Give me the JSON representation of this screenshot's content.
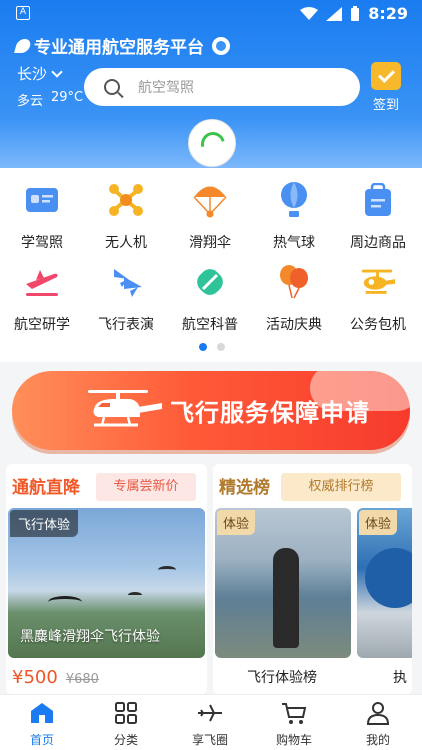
{
  "status_bar": {
    "time": "8:29",
    "app_indicator": "A"
  },
  "header": {
    "brand": "专业通用航空服务平台",
    "city": "长沙",
    "weather_desc": "多云",
    "temperature": "29°C",
    "search": {
      "placeholder": "航空驾照"
    },
    "checkin_label": "签到"
  },
  "categories": [
    {
      "label": "学驾照",
      "icon": "license-card-icon"
    },
    {
      "label": "无人机",
      "icon": "drone-icon"
    },
    {
      "label": "滑翔伞",
      "icon": "parachute-icon"
    },
    {
      "label": "热气球",
      "icon": "hot-air-balloon-icon"
    },
    {
      "label": "周边商品",
      "icon": "shopping-bag-icon"
    },
    {
      "label": "航空研学",
      "icon": "airplane-takeoff-icon"
    },
    {
      "label": "飞行表演",
      "icon": "jets-icon"
    },
    {
      "label": "航空科普",
      "icon": "science-icon"
    },
    {
      "label": "活动庆典",
      "icon": "balloons-icon"
    },
    {
      "label": "公务包机",
      "icon": "helicopter-icon"
    }
  ],
  "pager": {
    "count": 2,
    "active": 0
  },
  "banner": {
    "title": "飞行服务保障申请"
  },
  "card_left": {
    "title": "通航直降",
    "tag": "专属尝新价",
    "photo_badge": "飞行体验",
    "photo_caption": "黑麋峰滑翔伞飞行体验",
    "price": "¥500",
    "original_price": "¥680"
  },
  "card_right": {
    "title": "精选榜",
    "tag": "权威排行榜",
    "item1": {
      "badge": "体验",
      "caption": "飞行体验榜"
    },
    "item2": {
      "badge": "体验",
      "caption": "执"
    }
  },
  "tabbar": [
    {
      "label": "首页",
      "icon": "home-icon",
      "active": true
    },
    {
      "label": "分类",
      "icon": "grid-icon",
      "active": false
    },
    {
      "label": "享飞圈",
      "icon": "airplane-icon",
      "active": false
    },
    {
      "label": "购物车",
      "icon": "cart-icon",
      "active": false
    },
    {
      "label": "我的",
      "icon": "user-icon",
      "active": false
    }
  ],
  "colors": {
    "primary": "#1a7cf0",
    "accent": "#f0562a",
    "gold": "#b07a2f"
  }
}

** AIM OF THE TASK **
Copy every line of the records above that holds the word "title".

** ANSWER AREA **
    "title": "飞行服务保障申请"
    "title": "通航直降",
    "title": "精选榜",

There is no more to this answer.